Ways You're Using Condoms Wrong
Posted on 15th May 2017 @ 9:03 AM
Avoid common condom mistakes.
You've made the effort to be a responsible partner by stocking up on condoms — but are you using them right? Not everyone does. Poor use makes sex less safe and an unwanted pregnancy more likely. Luckily, condoms are simple to use effectively; start by reading the package prior to use and take steps to avoid common mistakes.
Timing It Wrong
If you try to don a condom before you have an erection, it won't go on as easily — or possibly at all. Wait until your penis is fully hard, then place it on. It's important to remove condoms at the right time as well: before your erection is gone. Otherwise, you're inviting leakage.

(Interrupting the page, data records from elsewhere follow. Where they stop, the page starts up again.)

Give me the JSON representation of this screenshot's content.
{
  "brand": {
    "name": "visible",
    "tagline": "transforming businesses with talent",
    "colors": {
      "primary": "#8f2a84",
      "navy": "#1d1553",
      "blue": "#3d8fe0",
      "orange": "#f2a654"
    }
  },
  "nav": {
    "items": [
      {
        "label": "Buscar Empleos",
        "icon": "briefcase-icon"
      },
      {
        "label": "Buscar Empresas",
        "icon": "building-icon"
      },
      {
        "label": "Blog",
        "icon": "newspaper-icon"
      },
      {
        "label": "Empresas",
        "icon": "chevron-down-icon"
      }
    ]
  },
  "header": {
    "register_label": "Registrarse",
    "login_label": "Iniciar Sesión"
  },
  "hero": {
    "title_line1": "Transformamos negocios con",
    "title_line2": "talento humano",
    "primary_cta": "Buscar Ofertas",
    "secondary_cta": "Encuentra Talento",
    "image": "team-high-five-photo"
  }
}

Put a t-shirt on inside out and you may suffer some embarrassment. Similar mistakes with a condom can lead to far bigger problems. To make sure your condom does its job, avoid tears by opening it carefully with your fingers – not your teeth. Place the condom on by unrolling it directly onto your erect penis. Avoid rolling it out first to help keep it right-side out. You also want to leave some space at the tip, otherwise it could get uncomfortable or pop.
Forgetting to Look for Damage

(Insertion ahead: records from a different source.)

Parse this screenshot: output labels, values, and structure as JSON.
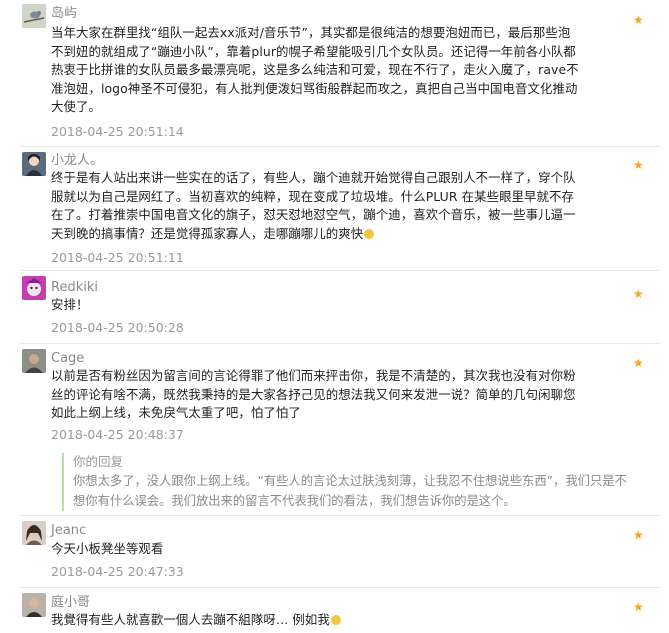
{
  "comments": [
    {
      "name": "岛屿",
      "avatar_icon": "bird-on-branch-avatar",
      "text": "当年大家在群里找“组队一起去xx派对/音乐节”，其实都是很纯洁的想要泡妞而已，最后那些泡不到妞的就组成了“蹦迪小队”，靠着plur的幌子希望能吸引几个女队员。还记得一年前各小队都热衷于比拼谁的女队员最多最漂亮呢，这是多么纯洁和可爱，现在不行了，走火入魔了，rave不准泡妞，logo神圣不可侵犯，有人批判便泼妇骂街般群起而攻之，真把自己当中国电音文化推动大使了。",
      "time": "2018-04-25 20:51:14"
    },
    {
      "name": "小龙人。",
      "avatar_icon": "girl-photo-avatar",
      "text": "终于是有人站出来讲一些实在的话了，有些人，蹦个迪就开始觉得自己跟别人不一样了，穿个队服就以为自己是网红了。当初喜欢的纯粹，现在变成了垃圾堆。什么PLUR 在某些眼里早就不存在了。打着推崇中国电音文化的旗子，怼天怼地怼空气，蹦个迪，喜欢个音乐，被一些事儿逼一天到晚的搞事情？还是觉得孤家寡人，走哪蹦哪儿的爽快",
      "time": "2018-04-25 20:51:11"
    },
    {
      "name": "Redkiki",
      "avatar_icon": "purple-cartoon-avatar",
      "text": "安排！",
      "time": "2018-04-25 20:50:28"
    },
    {
      "name": "Cage",
      "avatar_icon": "man-photo-avatar",
      "text": "以前是否有粉丝因为留言间的言论得罪了他们而来抨击你，我是不清楚的，其次我也没有对你粉丝的评论有啥不满，既然我秉持的是大家各抒己见的想法我又何来发泄一说？简单的几句闲聊您如此上纲上线，未免戾气太重了吧，怕了怕了",
      "time": "2018-04-25 20:48:37",
      "reply_label": "你的回复",
      "reply_text": "你想太多了，没人跟你上纲上线。“有些人的言论太过肤浅刻薄，让我忍不住想说些东西”，我们只是不想你有什么误会。我们放出来的留言不代表我们的看法，我们想告诉你的是这个。"
    },
    {
      "name": "Jeanc",
      "avatar_icon": "woman-photo-avatar",
      "text": "今天小板凳坐等观看",
      "time": "2018-04-25 20:47:33"
    },
    {
      "name": "庭小哥",
      "avatar_icon": "person-photo-avatar",
      "text": "我覺得有些人就喜歡一個人去蹦不組隊呀… 例如我",
      "time": ""
    }
  ],
  "star_glyph": "★",
  "colors": {
    "star": "#f3a52b",
    "reply_border": "#b7e0a5"
  }
}
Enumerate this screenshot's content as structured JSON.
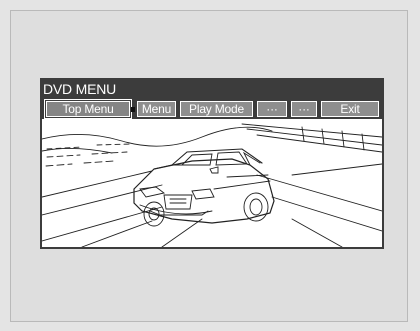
{
  "window": {
    "title": "DVD MENU"
  },
  "menu": {
    "top_menu": "Top Menu",
    "menu": "Menu",
    "play_mode": "Play Mode",
    "more1": "···",
    "more2": "···",
    "exit": "Exit",
    "selected": "Top Menu"
  },
  "colors": {
    "bar": "#3c3c3c",
    "button": "#8e8e8e",
    "button_text": "#ffffff",
    "background": "#e4e4e4"
  }
}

Research conducted by the renowned Kinsey Institute showed that not checking condoms for visible damage is one of the most common condom mistakes. This can lead to semen spillage if you end up wearing one that's torn. After you've carefully opened a condom, take a few seconds to examine it for tears and holes before putting it on. If you spot any, swap it out for a new one.
Condoms are a one and done deal. They won't provide the same protection twice, so use a fresh one every time. This includes each use within the same day or night. If you accidentally put one on upside down or inside out, don't take it off, flip it over and keep using it — another fairly common fumble. Toss it out and grab a fresh one instead.
Storing It Wrong or For Too Long
Condoms may fit easily in your wallet, but that doesn't mean they should stay there. Just like foods and medications, condoms expire. Before using one, check the packaging to make sure you haven't passed the expiration date. Store condoms in a cool, dry place such as your underwear or desk drawer. If you place one in your wallet or glove compartment, make sure it's temporary — a few hours, versus weeks or months. When overheated, they lose their effectiveness.